--- Material to process Enclosed Below ---
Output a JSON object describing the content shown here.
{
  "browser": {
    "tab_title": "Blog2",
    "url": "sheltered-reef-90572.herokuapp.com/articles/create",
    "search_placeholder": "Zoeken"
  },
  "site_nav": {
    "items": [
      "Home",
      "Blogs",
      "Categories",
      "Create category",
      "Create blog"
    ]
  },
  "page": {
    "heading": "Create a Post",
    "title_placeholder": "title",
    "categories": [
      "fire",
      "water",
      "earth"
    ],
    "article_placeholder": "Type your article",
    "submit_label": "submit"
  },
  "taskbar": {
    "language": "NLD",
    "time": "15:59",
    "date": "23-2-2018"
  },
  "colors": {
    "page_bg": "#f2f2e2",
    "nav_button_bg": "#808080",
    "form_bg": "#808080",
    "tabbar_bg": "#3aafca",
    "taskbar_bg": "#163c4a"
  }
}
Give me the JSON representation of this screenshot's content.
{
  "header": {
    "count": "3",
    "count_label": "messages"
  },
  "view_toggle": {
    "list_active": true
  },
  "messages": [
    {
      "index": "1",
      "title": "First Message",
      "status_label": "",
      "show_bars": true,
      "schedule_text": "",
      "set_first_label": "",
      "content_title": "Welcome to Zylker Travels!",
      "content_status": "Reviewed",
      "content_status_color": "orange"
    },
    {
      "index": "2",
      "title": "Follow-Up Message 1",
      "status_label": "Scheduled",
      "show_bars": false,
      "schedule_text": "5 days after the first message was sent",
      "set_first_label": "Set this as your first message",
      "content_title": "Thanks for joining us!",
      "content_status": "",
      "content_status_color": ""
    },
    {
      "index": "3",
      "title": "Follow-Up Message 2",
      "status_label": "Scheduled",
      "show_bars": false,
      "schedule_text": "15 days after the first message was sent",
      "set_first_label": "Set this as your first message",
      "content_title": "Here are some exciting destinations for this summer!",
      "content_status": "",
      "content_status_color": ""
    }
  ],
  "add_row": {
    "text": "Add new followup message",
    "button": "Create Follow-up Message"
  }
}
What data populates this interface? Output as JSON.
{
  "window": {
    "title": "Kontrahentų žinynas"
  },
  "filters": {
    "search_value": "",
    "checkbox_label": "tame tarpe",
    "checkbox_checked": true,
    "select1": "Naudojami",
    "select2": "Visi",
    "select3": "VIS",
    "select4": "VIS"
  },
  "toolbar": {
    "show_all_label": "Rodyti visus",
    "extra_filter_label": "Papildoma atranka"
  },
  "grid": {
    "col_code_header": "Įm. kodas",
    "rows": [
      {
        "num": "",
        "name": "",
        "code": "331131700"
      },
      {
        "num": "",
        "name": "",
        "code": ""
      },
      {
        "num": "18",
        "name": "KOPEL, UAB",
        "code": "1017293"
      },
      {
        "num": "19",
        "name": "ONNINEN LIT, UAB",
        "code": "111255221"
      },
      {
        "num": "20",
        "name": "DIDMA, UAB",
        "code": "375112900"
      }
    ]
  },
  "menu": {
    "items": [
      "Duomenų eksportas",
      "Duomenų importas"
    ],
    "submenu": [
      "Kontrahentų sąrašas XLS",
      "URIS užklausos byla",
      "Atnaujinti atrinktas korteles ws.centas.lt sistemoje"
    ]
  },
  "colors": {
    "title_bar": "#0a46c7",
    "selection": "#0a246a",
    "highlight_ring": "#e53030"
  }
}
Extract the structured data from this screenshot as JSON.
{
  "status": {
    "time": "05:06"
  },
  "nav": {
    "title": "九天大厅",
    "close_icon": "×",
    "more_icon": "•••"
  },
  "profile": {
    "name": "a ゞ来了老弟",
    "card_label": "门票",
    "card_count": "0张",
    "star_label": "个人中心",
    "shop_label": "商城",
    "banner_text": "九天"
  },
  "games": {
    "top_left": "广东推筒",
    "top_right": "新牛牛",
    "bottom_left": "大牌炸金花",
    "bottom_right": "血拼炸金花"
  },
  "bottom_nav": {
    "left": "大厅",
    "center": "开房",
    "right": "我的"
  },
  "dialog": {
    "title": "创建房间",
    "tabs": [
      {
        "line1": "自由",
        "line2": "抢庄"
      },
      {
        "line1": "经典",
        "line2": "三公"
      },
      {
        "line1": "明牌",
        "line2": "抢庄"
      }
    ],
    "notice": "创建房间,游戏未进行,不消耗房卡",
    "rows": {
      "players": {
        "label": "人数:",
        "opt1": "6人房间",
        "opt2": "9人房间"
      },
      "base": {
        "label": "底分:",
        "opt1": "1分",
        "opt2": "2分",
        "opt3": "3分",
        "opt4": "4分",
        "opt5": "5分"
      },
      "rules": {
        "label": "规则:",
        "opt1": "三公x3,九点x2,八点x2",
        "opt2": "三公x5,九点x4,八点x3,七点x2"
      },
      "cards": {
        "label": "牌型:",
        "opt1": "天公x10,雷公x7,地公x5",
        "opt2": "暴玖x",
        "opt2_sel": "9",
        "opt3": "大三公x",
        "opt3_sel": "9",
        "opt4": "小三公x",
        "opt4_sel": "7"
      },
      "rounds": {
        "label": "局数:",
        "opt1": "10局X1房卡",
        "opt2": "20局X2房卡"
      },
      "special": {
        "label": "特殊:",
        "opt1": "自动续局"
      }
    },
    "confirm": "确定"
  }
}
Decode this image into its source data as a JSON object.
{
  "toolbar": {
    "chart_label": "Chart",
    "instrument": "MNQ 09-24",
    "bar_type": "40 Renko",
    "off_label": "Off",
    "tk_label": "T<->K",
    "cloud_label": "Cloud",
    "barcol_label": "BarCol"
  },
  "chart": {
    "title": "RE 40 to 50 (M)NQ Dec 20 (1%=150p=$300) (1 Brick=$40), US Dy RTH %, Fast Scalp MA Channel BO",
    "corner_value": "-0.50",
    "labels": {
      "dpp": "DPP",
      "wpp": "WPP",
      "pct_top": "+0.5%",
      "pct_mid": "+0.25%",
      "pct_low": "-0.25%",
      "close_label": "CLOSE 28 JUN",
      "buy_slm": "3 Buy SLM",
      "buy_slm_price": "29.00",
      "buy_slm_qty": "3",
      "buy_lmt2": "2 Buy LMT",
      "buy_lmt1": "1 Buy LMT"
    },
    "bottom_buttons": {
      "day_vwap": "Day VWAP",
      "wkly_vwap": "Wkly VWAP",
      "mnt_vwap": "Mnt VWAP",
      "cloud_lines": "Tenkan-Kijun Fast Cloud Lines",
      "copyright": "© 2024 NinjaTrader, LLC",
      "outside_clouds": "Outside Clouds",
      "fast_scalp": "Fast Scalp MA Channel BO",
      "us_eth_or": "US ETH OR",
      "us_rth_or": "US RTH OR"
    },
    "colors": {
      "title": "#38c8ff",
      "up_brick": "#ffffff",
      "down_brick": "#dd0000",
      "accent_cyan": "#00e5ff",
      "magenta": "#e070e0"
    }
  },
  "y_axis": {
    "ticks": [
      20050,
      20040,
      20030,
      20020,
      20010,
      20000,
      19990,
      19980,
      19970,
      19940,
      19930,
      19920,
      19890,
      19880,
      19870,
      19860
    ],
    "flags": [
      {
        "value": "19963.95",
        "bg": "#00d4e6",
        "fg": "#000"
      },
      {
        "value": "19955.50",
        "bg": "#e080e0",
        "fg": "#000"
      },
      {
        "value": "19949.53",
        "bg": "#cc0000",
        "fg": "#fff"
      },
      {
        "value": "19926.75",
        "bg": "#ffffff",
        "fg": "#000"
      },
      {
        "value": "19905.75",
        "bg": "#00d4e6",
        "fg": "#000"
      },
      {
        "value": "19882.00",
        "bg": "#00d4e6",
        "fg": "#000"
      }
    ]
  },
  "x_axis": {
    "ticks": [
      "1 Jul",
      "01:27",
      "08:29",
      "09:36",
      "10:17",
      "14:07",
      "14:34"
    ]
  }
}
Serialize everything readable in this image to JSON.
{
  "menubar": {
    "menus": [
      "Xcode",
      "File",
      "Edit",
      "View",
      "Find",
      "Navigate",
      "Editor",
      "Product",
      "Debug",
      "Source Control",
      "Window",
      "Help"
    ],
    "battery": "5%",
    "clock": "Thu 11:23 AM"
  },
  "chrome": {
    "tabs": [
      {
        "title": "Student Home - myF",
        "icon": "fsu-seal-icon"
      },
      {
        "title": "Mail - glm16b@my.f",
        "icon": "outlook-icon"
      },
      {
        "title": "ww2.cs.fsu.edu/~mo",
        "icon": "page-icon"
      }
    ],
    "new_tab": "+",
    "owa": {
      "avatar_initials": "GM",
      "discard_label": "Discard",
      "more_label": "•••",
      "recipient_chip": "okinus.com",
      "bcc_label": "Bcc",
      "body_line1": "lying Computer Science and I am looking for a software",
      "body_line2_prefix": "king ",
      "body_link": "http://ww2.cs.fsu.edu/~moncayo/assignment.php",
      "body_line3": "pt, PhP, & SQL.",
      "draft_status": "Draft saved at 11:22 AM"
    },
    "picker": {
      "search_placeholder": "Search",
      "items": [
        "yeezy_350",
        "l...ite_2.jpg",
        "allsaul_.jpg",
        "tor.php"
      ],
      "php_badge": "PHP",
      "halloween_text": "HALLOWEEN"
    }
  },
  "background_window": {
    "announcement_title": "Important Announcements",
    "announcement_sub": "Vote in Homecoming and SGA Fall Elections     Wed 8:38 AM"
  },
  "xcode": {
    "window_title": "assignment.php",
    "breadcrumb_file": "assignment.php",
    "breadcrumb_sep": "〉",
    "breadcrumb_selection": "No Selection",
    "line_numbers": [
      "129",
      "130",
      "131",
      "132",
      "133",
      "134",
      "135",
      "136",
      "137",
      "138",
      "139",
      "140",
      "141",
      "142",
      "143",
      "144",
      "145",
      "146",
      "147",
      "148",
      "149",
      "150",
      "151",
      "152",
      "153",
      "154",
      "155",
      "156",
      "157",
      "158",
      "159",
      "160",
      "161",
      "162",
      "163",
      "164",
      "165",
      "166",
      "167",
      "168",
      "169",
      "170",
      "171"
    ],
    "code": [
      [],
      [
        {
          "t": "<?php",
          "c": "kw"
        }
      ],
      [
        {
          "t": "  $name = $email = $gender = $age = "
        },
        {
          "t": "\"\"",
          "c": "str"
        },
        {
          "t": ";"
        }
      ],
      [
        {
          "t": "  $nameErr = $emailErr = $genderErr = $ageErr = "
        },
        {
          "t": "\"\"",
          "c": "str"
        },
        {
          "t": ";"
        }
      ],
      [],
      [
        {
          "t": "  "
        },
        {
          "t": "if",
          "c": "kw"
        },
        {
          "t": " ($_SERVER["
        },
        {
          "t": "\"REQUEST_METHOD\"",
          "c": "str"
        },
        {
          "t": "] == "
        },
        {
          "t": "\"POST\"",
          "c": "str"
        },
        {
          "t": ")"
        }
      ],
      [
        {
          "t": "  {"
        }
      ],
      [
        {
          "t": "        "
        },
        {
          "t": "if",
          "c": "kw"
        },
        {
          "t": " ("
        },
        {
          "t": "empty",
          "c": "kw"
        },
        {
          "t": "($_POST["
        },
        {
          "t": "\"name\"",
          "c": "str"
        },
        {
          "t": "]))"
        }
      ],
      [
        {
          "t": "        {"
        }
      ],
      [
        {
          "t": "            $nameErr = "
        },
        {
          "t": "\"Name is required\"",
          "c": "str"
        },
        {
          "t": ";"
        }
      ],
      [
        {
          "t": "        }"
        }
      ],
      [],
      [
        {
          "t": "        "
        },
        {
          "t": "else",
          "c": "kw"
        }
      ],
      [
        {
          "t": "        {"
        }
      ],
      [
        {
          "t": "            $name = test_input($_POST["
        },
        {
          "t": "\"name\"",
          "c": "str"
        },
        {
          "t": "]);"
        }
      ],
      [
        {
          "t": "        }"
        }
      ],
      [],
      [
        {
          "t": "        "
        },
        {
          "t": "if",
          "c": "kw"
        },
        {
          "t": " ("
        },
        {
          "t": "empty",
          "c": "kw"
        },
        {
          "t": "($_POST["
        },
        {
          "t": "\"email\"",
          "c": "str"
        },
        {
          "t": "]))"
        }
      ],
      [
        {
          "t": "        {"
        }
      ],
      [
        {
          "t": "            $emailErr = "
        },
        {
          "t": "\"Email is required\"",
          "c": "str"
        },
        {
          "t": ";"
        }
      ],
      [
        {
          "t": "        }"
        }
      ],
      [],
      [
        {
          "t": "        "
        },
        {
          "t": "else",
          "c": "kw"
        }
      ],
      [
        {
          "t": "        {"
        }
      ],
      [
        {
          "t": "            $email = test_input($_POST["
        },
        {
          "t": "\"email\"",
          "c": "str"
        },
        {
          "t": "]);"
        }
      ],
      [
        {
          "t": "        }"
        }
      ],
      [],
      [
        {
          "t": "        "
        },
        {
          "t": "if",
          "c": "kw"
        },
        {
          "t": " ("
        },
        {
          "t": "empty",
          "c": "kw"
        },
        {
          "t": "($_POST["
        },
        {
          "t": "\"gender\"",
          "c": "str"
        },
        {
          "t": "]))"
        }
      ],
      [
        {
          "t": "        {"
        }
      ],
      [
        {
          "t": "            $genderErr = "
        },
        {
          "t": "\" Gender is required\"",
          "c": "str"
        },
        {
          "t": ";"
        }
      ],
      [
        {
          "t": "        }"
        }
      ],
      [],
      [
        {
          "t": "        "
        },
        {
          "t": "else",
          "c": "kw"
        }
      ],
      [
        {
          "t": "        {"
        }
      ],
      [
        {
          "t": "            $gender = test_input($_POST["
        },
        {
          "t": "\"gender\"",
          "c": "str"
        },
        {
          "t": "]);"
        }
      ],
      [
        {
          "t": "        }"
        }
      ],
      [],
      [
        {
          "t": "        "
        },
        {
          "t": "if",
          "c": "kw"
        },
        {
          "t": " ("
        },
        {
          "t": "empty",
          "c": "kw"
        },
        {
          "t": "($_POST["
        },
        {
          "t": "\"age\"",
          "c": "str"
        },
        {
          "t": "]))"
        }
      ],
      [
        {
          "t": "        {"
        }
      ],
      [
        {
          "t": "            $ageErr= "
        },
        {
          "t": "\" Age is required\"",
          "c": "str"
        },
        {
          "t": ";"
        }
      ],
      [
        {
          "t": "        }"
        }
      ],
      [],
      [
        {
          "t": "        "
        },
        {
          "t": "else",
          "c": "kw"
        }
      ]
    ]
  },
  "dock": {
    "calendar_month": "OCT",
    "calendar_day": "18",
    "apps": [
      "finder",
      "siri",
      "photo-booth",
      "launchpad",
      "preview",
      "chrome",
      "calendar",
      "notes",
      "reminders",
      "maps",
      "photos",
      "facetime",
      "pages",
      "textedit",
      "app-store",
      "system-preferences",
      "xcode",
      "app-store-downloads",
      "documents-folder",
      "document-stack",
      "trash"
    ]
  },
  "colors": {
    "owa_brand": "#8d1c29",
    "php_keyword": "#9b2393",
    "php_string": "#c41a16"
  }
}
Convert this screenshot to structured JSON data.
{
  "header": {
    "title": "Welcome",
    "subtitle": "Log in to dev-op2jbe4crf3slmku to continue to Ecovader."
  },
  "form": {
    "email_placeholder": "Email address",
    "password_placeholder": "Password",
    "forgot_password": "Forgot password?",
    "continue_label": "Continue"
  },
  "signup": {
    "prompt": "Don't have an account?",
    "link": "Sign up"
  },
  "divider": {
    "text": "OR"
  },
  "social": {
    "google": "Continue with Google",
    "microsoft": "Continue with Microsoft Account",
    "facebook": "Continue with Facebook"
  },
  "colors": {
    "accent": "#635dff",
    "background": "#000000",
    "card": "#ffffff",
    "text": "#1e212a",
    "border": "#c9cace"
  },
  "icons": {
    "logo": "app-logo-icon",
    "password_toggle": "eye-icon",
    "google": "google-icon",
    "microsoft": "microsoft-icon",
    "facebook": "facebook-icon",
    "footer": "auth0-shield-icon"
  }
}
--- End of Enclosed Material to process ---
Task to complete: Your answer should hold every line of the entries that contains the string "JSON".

Result below:
Output a JSON object describing the content shown here.
Give me the JSON representation of this screenshot's content.
What data populates this interface? Output as JSON.
Extract the structured data from this screenshot as JSON.
Decode this image into its source data as a JSON object.
Serialize everything readable in this image to JSON.
Convert this screenshot to structured JSON data.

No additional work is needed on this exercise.